To read the Prelude: Inside Marianapolis: Prelude
I had always understood my high school experience to be relatively normal. I never thought it to be exotic compared to other high school experiences among U.S. teenagers. It wasn’t until college when I was handed the book The Power of Privilege: Yale and America’s Elite Colleges in my Power, Prestige and Poverty class when I realized that my high school experience was very different than most teenagers in the U.S. The book traced the standard life of a child who is born into a family of a higher socioeconomic status. A child who originates from a higher class family will end up attending a college preparatory high school. This college preparatory high school will ensure that child’s enrollment in a top ranked university, possibly an IV league school. At that university, that child will strengthen their social network and will most likely study a major that will allow them to have a job that earns a lot of money. That student will then receive their degree, be employed in a high paying job and will end up a member of the same socioeconomic class that they were born into. Many times, an individual who has this type of schooling will not just have a high paying job, but will also have a job that involves ruling a large group of people, such as being a politician or CEO.
The experience of growing up that I was taught about by the book The Power of Privilege is the experience of growing up that I and many of my colleagues from MPS experienced. Marianapolis is a college preparatory school that could be afforded by families who are members of the higher middle class or the upper class. That statement has been debated by members of the MPS community. Many people at MPS said that they aren’t participants in the upper class lifestyle because MPS was a more affordable prep school than other prep schools. Although this might be true, this does not mean that MPS was cheap or that lower class families were able to send their children to the school.
On the Inside is about telling my readers about experiences of mine that most people don’t get to observe or experience. I had a very privileged high school experience compared to most high schoolers and I feel like it is important to educate others about this privileged lifestyle. I do this because I do not want to continue to deny my privilege in the face of those who do not have this privilege. I have observed that some individuals who live the higher class life will attempt to normalize their privilege. They normalize their privilege because they do not want to deal with the fact that their lifestyle is quite elegant compared to most individuals in the U.S. and throughout the world. When one normalizes their privilege, it is easy to ignore others’ lack of privilege. This is because they assume that their lifestyle is the standard and that people can’t be living a life much different from theirs. As long as people continue to normalize their privilege, they have difficulty being motivated to combat the inequalities that are present in this country and help those who lack this privilege.
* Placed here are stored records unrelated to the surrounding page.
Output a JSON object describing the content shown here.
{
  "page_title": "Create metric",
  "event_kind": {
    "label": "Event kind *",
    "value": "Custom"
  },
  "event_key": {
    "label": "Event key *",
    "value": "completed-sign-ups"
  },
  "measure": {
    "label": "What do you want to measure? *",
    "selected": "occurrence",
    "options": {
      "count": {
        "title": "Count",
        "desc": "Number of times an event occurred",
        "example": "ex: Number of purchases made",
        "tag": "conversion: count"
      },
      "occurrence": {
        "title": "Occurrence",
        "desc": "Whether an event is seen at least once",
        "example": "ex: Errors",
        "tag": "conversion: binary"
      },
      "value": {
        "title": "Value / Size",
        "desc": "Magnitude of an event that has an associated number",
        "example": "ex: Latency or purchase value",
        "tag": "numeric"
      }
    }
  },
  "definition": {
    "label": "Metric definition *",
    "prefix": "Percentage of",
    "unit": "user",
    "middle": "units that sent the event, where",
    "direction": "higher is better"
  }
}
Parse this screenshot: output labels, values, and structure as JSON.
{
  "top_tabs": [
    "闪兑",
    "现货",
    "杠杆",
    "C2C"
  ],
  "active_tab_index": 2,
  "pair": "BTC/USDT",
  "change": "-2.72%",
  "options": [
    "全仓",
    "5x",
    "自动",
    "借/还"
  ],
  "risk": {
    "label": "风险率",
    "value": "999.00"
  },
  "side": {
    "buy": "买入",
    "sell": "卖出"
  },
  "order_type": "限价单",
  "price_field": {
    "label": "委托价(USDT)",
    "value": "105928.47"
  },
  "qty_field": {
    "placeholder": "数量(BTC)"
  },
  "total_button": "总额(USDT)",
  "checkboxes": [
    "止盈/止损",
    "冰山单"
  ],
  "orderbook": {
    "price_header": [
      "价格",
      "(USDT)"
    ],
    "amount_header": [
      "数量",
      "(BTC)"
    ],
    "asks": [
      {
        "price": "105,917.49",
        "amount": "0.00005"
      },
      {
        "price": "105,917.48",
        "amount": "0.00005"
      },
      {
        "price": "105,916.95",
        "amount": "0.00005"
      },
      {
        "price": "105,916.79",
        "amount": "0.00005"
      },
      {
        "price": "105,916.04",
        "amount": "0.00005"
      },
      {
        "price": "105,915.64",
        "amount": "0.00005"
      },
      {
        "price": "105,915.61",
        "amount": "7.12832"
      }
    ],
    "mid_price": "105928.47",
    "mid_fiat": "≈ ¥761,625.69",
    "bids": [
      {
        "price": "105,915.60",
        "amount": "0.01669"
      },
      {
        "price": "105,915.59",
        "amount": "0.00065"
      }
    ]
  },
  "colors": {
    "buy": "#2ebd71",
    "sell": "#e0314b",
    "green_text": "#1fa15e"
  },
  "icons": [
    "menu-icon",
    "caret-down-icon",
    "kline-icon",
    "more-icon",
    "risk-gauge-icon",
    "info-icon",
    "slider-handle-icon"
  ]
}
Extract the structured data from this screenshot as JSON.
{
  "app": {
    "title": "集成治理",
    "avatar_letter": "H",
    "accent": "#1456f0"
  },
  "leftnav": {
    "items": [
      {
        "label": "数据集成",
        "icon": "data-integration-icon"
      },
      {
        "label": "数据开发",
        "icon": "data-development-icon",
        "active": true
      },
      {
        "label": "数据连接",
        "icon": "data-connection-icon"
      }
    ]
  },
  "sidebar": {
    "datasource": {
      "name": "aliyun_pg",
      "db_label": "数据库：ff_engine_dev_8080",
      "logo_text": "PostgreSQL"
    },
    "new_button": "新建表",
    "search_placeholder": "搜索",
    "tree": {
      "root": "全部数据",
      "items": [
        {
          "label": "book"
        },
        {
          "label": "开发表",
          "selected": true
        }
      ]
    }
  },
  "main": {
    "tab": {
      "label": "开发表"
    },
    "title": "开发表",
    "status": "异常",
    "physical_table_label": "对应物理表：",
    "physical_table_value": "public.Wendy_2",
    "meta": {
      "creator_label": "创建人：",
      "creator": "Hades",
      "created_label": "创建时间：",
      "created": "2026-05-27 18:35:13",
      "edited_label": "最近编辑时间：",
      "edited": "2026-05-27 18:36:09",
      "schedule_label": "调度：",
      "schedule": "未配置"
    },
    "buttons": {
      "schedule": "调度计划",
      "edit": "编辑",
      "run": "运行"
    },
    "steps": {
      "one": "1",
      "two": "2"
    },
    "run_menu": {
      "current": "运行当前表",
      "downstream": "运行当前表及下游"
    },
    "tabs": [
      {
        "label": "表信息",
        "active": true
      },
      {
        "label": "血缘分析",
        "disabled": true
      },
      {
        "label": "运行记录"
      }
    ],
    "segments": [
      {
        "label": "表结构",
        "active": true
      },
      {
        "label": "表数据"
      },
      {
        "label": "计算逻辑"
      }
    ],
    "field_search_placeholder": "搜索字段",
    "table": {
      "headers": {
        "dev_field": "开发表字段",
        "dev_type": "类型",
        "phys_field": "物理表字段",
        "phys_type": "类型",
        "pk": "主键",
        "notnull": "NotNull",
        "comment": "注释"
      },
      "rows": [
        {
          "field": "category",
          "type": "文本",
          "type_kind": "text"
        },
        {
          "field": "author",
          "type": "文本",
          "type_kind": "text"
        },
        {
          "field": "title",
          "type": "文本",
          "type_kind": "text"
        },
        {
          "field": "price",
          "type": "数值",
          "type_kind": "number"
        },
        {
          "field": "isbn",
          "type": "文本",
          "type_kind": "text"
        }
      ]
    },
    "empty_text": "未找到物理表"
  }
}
I want to debunk the myth (that I believed for a long time) that my privilege is normal. I want to recognize that my high school experience was unique and was made possible because my background is of a higher middle class. I also seek to enter into this conversation with an air of humility. I do not want my words to be interpreted in a manner in which I am thought to be a cocky individual who considers myself morally superior over my peers who are of the MPS community. I do not want to be thought of as a lofty social justice warrior. I write what I write because I have observed matters that are important to me and I would regret it if I left these things go unsaid.
To read Pt. 2: Inside MPS Pt. 2: Being a Golden Knight